Shrek Forever After
Directed by: Mike Mitchell
Written by: Josh Klausner and Darren Lemke (screenplay)
Starring: Mike Myers, Cameron Diaz, Eddie Murphy, and Antonio Banderas
Outside of Pixar, the Shrek franchise is probably the most famous digital animation escapade. The first Shrek is widely considered a classic, an uproarious send-up of the Disney fairy tale. The subsequent entries have all had their share of laughs, but none have matched the first one for blending heart-warming story with beautifully done satire.
The same is true with Shrek Forever After, the fourth and (they say) final installment in the series. This one finds Shrek (Mike Myers) discontent and emasculated as the head of his new ogre family. His first part in the movie begins with an intentionally redundant montage sequence showing the repetitiveness of his every day life with his three kids and his wife Fiona (Cameron Diaz.)

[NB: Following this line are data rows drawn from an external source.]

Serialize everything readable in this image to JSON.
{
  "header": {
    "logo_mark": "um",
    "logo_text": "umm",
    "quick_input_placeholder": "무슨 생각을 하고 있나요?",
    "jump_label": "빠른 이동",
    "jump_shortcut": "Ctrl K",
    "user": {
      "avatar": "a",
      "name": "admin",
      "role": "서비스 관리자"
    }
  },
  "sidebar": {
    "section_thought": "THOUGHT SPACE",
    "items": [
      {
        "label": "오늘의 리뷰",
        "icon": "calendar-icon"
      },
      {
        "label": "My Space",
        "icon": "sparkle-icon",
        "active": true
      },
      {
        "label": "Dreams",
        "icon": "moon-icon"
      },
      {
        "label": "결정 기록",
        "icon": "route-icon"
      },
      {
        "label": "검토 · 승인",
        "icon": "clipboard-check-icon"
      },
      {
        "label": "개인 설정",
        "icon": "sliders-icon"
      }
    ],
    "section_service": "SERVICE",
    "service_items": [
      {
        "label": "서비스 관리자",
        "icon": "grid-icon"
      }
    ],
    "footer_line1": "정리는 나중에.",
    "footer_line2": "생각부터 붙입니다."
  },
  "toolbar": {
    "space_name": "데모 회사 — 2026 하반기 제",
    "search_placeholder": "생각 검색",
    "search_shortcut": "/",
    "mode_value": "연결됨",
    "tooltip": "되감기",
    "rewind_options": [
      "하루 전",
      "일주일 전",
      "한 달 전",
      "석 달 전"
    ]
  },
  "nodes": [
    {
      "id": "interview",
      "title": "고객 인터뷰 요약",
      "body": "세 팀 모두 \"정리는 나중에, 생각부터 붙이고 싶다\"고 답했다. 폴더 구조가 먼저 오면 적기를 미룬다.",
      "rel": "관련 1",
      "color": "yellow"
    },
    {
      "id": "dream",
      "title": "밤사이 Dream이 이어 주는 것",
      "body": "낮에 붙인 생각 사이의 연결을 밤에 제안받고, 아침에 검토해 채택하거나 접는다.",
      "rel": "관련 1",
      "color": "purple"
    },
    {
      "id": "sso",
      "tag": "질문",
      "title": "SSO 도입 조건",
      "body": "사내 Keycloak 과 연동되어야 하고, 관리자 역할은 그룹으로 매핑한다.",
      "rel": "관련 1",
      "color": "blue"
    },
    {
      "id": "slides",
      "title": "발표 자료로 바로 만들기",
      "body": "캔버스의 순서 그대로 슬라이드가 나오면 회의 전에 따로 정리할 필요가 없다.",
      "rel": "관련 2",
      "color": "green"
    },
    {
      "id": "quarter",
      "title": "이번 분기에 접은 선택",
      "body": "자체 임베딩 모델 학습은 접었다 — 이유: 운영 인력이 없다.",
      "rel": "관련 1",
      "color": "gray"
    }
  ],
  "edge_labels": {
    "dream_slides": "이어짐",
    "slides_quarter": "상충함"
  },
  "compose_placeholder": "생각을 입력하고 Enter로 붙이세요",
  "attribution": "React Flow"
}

The rest of the movie follows Shrek as he pays for his discontent by making a fool’s bargain with Rumpelstiltskin (Walt Dohrn) and trades one day in his life for one day as an unhinged ogre. The impish Stiltskin tricks him, taking back the day he was born and sending him to a world where he never existed. From here on out, it’s a not so wonderful life.
Many parallels can be drawn to this film in the series and Frank Capra’s classic film. In fact, the message of the movie is the exact same.

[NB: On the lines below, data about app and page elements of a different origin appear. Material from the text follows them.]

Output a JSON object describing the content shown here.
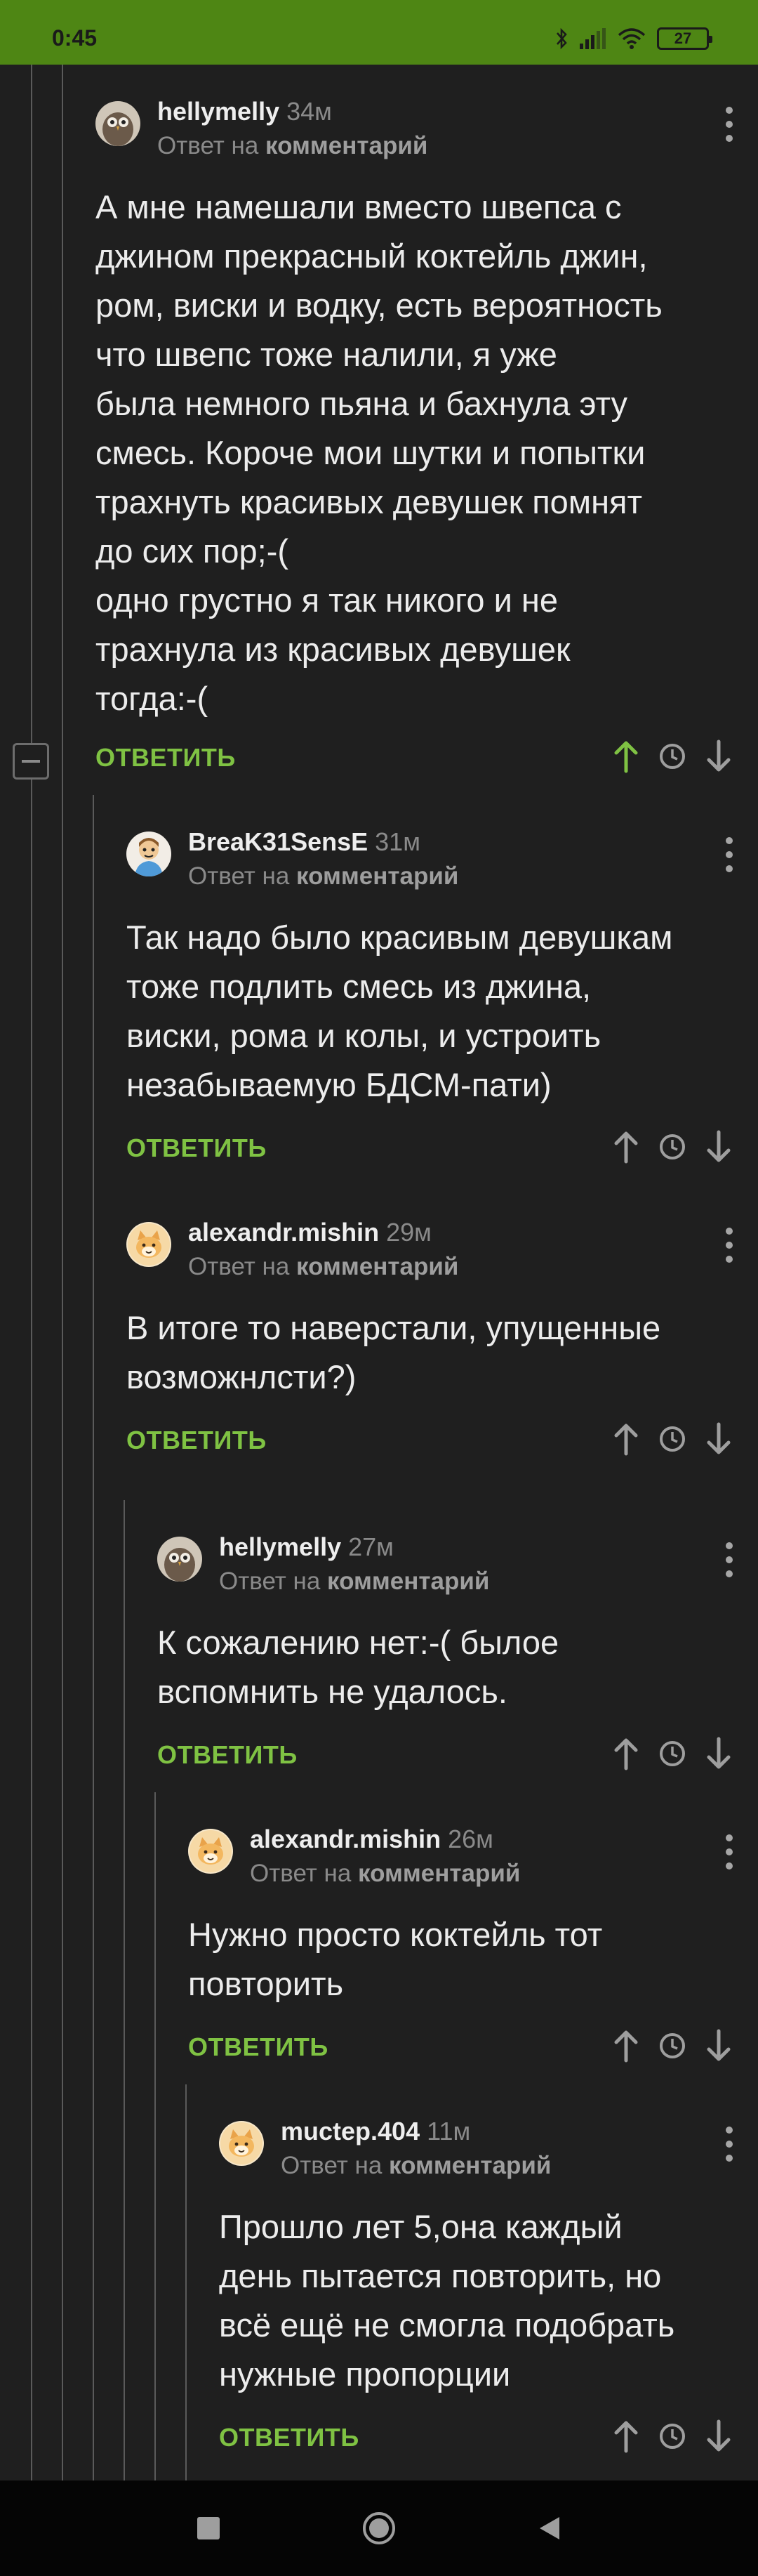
{
  "status_bar": {
    "time": "0:45",
    "battery": "27"
  },
  "collapse_symbol": "−",
  "comments": [
    {
      "author": "hellymelly",
      "time": "34м",
      "reply_prefix": "Ответ на",
      "reply_target": "комментарий",
      "text": "А мне намешали вместо швепса с\nджином прекрасный коктейль джин,\nром, виски и водку, есть вероятность\nчто швепс тоже налили, я уже\nбыла немного пьяна и бахнула эту\nсмесь. Короче мои шутки и попытки\nтрахнуть красивых девушек помнят\nдо сих пор;-(\nодно грустно я так никого и не\nтрахнула из красивых девушек\nтогда:-(",
      "reply_label": "ОТВЕТИТЬ",
      "upvoted": true,
      "avatar_icon": "owl-avatar-icon"
    },
    {
      "author": "BreaK31SensE",
      "time": "31м",
      "reply_prefix": "Ответ на",
      "reply_target": "комментарий",
      "text": "Так надо было красивым девушкам\nтоже подлить смесь из джина,\nвиски, рома и колы, и устроить\nнезабываемую БДСМ-пати)",
      "reply_label": "ОТВЕТИТЬ",
      "upvoted": false,
      "avatar_icon": "cartoon-man-avatar-icon"
    },
    {
      "author": "alexandr.mishin",
      "time": "29м",
      "reply_prefix": "Ответ на",
      "reply_target": "комментарий",
      "text": "В итоге то наверстали, упущенные\nвозможнлсти?)",
      "reply_label": "ОТВЕТИТЬ",
      "upvoted": false,
      "avatar_icon": "default-cat-avatar-icon"
    },
    {
      "author": "hellymelly",
      "time": "27м",
      "reply_prefix": "Ответ на",
      "reply_target": "комментарий",
      "text": "К сожалению нет:-( былое\nвспомнить не удалось.",
      "reply_label": "ОТВЕТИТЬ",
      "upvoted": false,
      "avatar_icon": "owl-avatar-icon"
    },
    {
      "author": "alexandr.mishin",
      "time": "26м",
      "reply_prefix": "Ответ на",
      "reply_target": "комментарий",
      "text": "Нужно просто коктейль тот\nповторить",
      "reply_label": "ОТВЕТИТЬ",
      "upvoted": false,
      "avatar_icon": "default-cat-avatar-icon"
    },
    {
      "author": "muctep.404",
      "time": "11м",
      "reply_prefix": "Ответ на",
      "reply_target": "комментарий",
      "text": "Прошло лет 5,она каждый\nдень пытается повторить, но\nвсё ещё не смогла подобрать\nнужные пропорции",
      "reply_label": "ОТВЕТИТЬ",
      "upvoted": false,
      "avatar_icon": "default-cat-avatar-icon"
    }
  ],
  "colors": {
    "status_bar": "#4e8614",
    "background": "#1f1f1f",
    "accent_green": "#7fc243",
    "nav_bar": "#050505"
  }
}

None of his old friends are living good lives. Donkey (Eddie Murphy) is pulling a prison carriage and being whipped by witches when they want him to sing a different song. Puss ‘N Boots (Antonio Banderas) has let himself go, now a plump, lazy cat reduced to looking forward to being brushed twice a day. Fiona is perhaps the best out of them all, now leading an ogre resistance against Stiltskin and his band of witches.
As far as visuals in this movie go, nothing is really overwhelmingly excellent. The character designs are all adequate and in place, but aside from an exciting escape scene and the final battle scene, the 3D isn’t put to much use at all. In fact, the 3D battles in any film other than Avatar all seem to be the exact same. Movies like this are better served staying innovative within the narrative.
The biggest redeemer in Forever After are the characters. This franchise has always had that going for it, and here is no different. Along with the usual four, Rumplestiltskin is a wonderfully menacing addition. Voiced by one of the Animation story editors, Walt Dohrn, he prowls the screen with a Napoleon complex for the ages.
Myers, Diaz, Murphy, and Banderas all bring their characters to life with zesty, if not so original, voice work. When you have big stars, and they’ve worked together on previous films in the same franchise, it’s not likely to be crap. The thing that hurts this film the most is how safe it is, and though there is talent, none of it really goes anywhere.
As far as series’ go, you could do much worse than Shrek. The people at Dreamworks know what they’re doing, and this is their signature franchise. However, as always, the animated pixels are better left to Pixar.